The Oxford, England-based company’s new U.S. site follows on the heels of launches in the U.K. and Germany. Mondus.com claims to streamline the purchasing process for smaller companies, reducing both procurement time and costs for necessary products and services.
The site allows a business to solicit bids from vendors by submitting a free Request for Proposal in a variety of different categories. The first 10 categories for the U.S. site are printing, office equipment, property services, intellectual property services, couriers, IT services and equipment, Internet services, telecommunications, financial services and corporate hospitality. The company says it will eventually post an additional 20 main categories.
Mondus then notifies vendors in the relevant categories to submit bids. The bids are displayed to all vendors, providing an open competition. The company says the bidding process utilizes specially developed technology, making it easy to follow online.
“Small business purchasing constitutes an untapped $70 billion (US$) market,” claims Alexander Straub, company co-founder and CEO for U.S. operations. “Mondus allows small and medium-sized businesses to enjoy the benefits of e-business that previously had only been available to Fortune 1000 companies. We reduce the cost of purchasing products and services significantly and free business owners to read anything but the Yellow Pages.”
Straub and fellow former Rhodes Scholar Rouzbeh Pirouz formed their company after beating 1,600 other applicants in a competition organized by venture capital firm 3i. The prize was nearly $1.5 million of first-round funding. The company was established last March and received a $12 million investment from Eden Capital, a London venture capital firm, in August.
Others share the enthusiasm for the business-to-business marketplace for smaller companies. Cambridge, Massachusetts-based Forrester Research estimates that the B2B e-commerce industry will produce $800 million in revenues by 2002, but also that small businesses — which represent an estimated 80 percent of the market — could well be left behind due to the costs of developing a professional Web site.

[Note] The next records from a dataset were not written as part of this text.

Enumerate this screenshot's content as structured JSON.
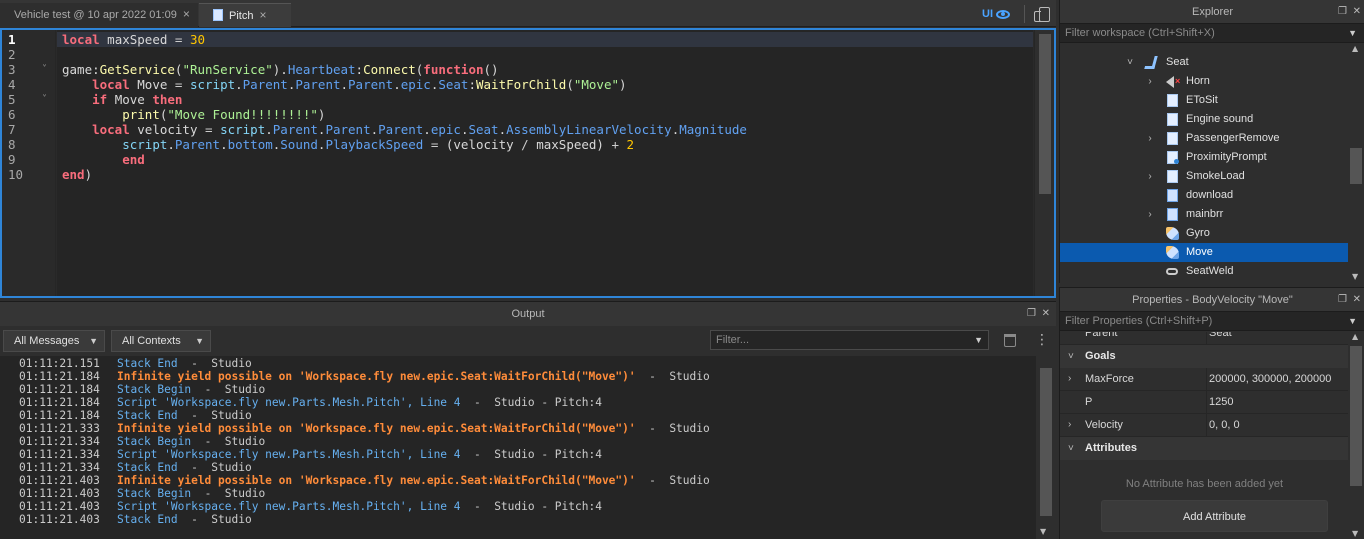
{
  "editor": {
    "tabs": [
      {
        "label": "Vehicle test @ 10 apr 2022 01:09",
        "close": "×"
      },
      {
        "label": "Pitch",
        "close": "×"
      }
    ],
    "ui_toggle_label": "UI",
    "line_numbers": [
      "1",
      "2",
      "3",
      "4",
      "5",
      "6",
      "7",
      "8",
      "9",
      "10"
    ],
    "fold_marker": "˅"
  },
  "output": {
    "title": "Output",
    "messages_filter": "All Messages",
    "contexts_filter": "All Contexts",
    "filter_placeholder": "Filter...",
    "kebab": "⋮",
    "lines": [
      {
        "time": "01:11:21.151",
        "msg": "Stack End",
        "suffix": "  -  Studio",
        "type": "info"
      },
      {
        "time": "01:11:21.184",
        "msg": "Infinite yield possible on 'Workspace.fly new.epic.Seat:WaitForChild(\"Move\")'",
        "suffix": "  -  Studio",
        "type": "warn"
      },
      {
        "time": "01:11:21.184",
        "msg": "Stack Begin",
        "suffix": "  -  Studio",
        "type": "info"
      },
      {
        "time": "01:11:21.184",
        "msg": "Script 'Workspace.fly new.Parts.Mesh.Pitch', Line 4",
        "suffix": "  -  Studio - Pitch:4",
        "type": "info"
      },
      {
        "time": "01:11:21.184",
        "msg": "Stack End",
        "suffix": "  -  Studio",
        "type": "info"
      },
      {
        "time": "01:11:21.333",
        "msg": "Infinite yield possible on 'Workspace.fly new.epic.Seat:WaitForChild(\"Move\")'",
        "suffix": "  -  Studio",
        "type": "warn"
      },
      {
        "time": "01:11:21.334",
        "msg": "Stack Begin",
        "suffix": "  -  Studio",
        "type": "info"
      },
      {
        "time": "01:11:21.334",
        "msg": "Script 'Workspace.fly new.Parts.Mesh.Pitch', Line 4",
        "suffix": "  -  Studio - Pitch:4",
        "type": "info"
      },
      {
        "time": "01:11:21.334",
        "msg": "Stack End",
        "suffix": "  -  Studio",
        "type": "info"
      },
      {
        "time": "01:11:21.403",
        "msg": "Infinite yield possible on 'Workspace.fly new.epic.Seat:WaitForChild(\"Move\")'",
        "suffix": "  -  Studio",
        "type": "warn"
      },
      {
        "time": "01:11:21.403",
        "msg": "Stack Begin",
        "suffix": "  -  Studio",
        "type": "info"
      },
      {
        "time": "01:11:21.403",
        "msg": "Script 'Workspace.fly new.Parts.Mesh.Pitch', Line 4",
        "suffix": "  -  Studio - Pitch:4",
        "type": "info"
      },
      {
        "time": "01:11:21.403",
        "msg": "Stack End",
        "suffix": "  -  Studio",
        "type": "info"
      }
    ]
  },
  "explorer": {
    "title": "Explorer",
    "filter_placeholder": "Filter workspace (Ctrl+Shift+X)",
    "items": [
      {
        "label": "Seat",
        "icon": "seat-icon",
        "expanded": true
      },
      {
        "label": "Horn",
        "icon": "sound-icon"
      },
      {
        "label": "EToSit",
        "icon": "script-icon"
      },
      {
        "label": "Engine sound",
        "icon": "script-icon"
      },
      {
        "label": "PassengerRemove",
        "icon": "script-icon"
      },
      {
        "label": "ProximityPrompt",
        "icon": "proximity-prompt-icon"
      },
      {
        "label": "SmokeLoad",
        "icon": "script-icon"
      },
      {
        "label": "download",
        "icon": "local-script-icon"
      },
      {
        "label": "mainbrr",
        "icon": "local-script-icon"
      },
      {
        "label": "Gyro",
        "icon": "body-mover-icon"
      },
      {
        "label": "Move",
        "icon": "body-mover-icon",
        "selected": true
      },
      {
        "label": "SeatWeld",
        "icon": "weld-icon"
      }
    ]
  },
  "properties": {
    "title": "Properties - BodyVelocity \"Move\"",
    "filter_placeholder": "Filter Properties (Ctrl+Shift+P)",
    "parent_row": {
      "name": "Parent",
      "value": "Seat"
    },
    "goals_section": "Goals",
    "rows": [
      {
        "name": "MaxForce",
        "value": "200000, 300000, 200000",
        "expandable": true
      },
      {
        "name": "P",
        "value": "1250",
        "expandable": false
      },
      {
        "name": "Velocity",
        "value": "0, 0, 0",
        "expandable": true
      }
    ],
    "attributes_section": "Attributes",
    "no_attributes_text": "No Attribute has been added yet",
    "add_attribute_label": "Add Attribute"
  },
  "colors": {
    "accent": "#2f85d8",
    "selection": "#0b5aaf",
    "warning": "#ff8c3a",
    "info": "#66b0f0"
  }
}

Mondus claims to fill that gap by providing its service for both buyers and vendors, giving them e-commerce solutions without the need for a proprietary Web site.
The company says it has over 5,000 suppliers and buyers registered in its database. It opened its offices in New York and Hamburg, Germany last month.